▶ **ABOUT THIS EXERCISE**:
Whenever a line in the data contains "Threat", show that line.

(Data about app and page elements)
------------------------

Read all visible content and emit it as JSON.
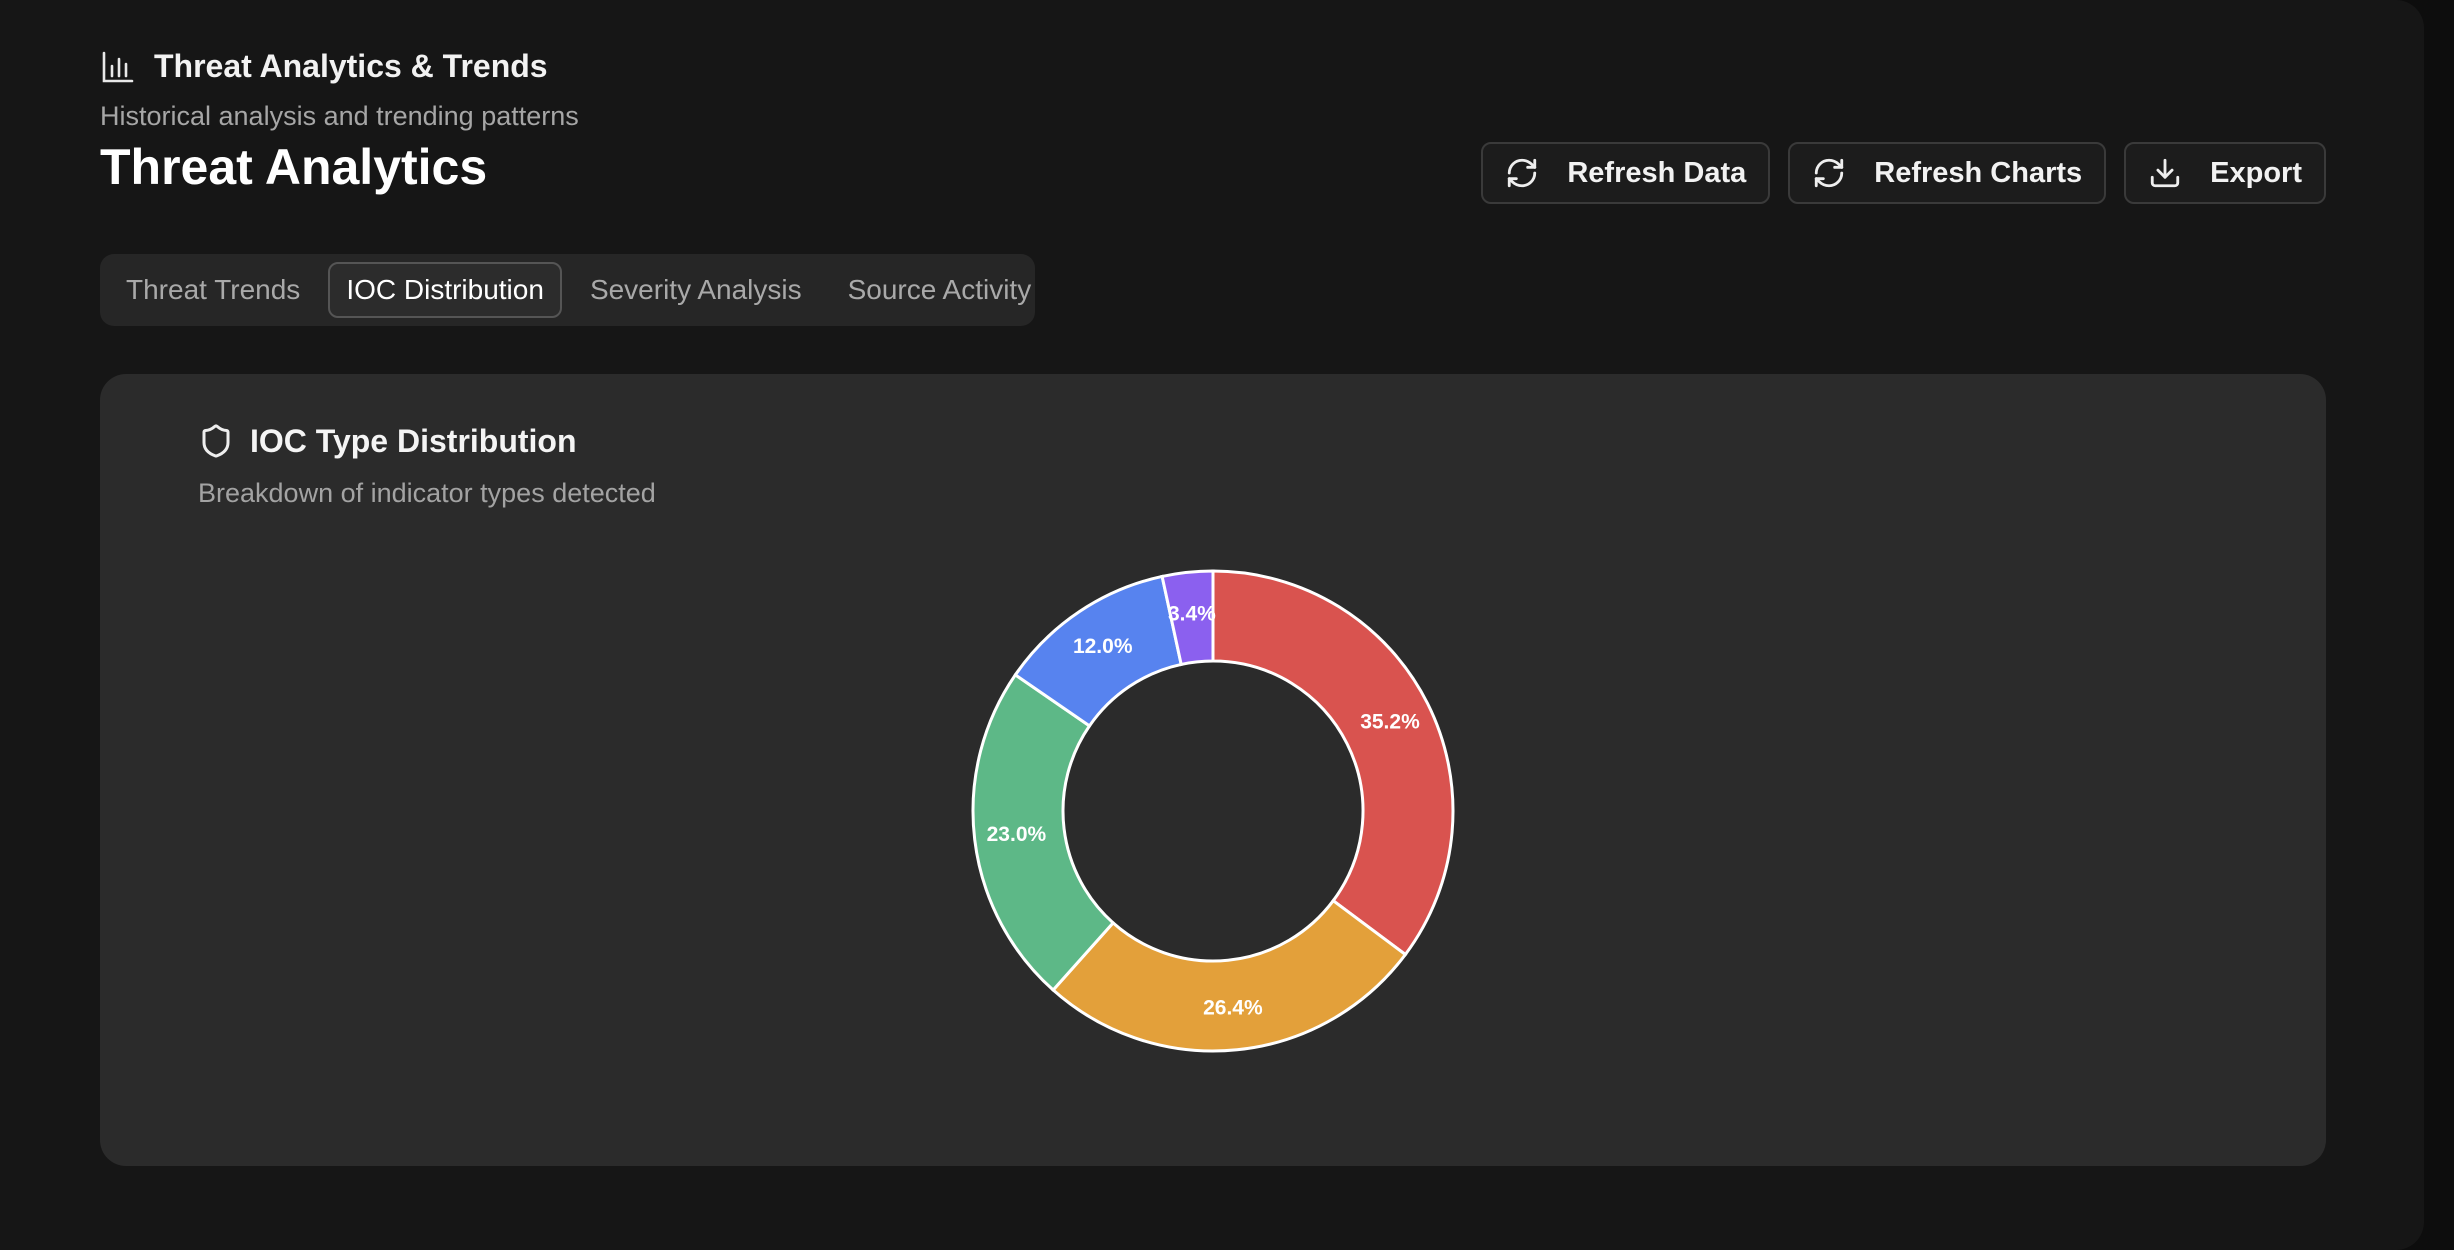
{
  "app": {
    "title": "Threat Analytics & Trends",
    "subtitle": "Historical analysis and trending patterns",
    "page_title": "Threat Analytics"
  },
  "toolbar": {
    "refresh_data_label": "Refresh Data",
    "refresh_charts_label": "Refresh Charts",
    "export_label": "Export"
  },
  "tabs": [
    {
      "label": "Threat Trends",
      "active": false
    },
    {
      "label": "IOC Distribution",
      "active": true
    },
    {
      "label": "Severity Analysis",
      "active": false
    },
    {
      "label": "Source Activity",
      "active": false
    }
  ],
  "card": {
    "title": "IOC Type Distribution",
    "subtitle": "Breakdown of indicator types detected",
    "icon": "shield-icon"
  },
  "colors": {
    "background": "#161616",
    "card": "#2b2b2b",
    "slice_border": "#ffffff"
  },
  "chart_data": {
    "type": "pie",
    "donut": true,
    "slices": [
      {
        "value": 35.2,
        "label": "35.2%",
        "color": "#d9534f"
      },
      {
        "value": 26.4,
        "label": "26.4%",
        "color": "#e3a03a"
      },
      {
        "value": 23.0,
        "label": "23.0%",
        "color": "#5db887"
      },
      {
        "value": 12.0,
        "label": "12.0%",
        "color": "#5783ef"
      },
      {
        "value": 3.4,
        "label": "3.4%",
        "color": "#8b60ef"
      }
    ]
  }
}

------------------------

▶ **YOUR RESPONSE**:
    "title": "Threat Analytics & Trends",
    "page_title": "Threat Analytics"
      "label": "Threat Trends",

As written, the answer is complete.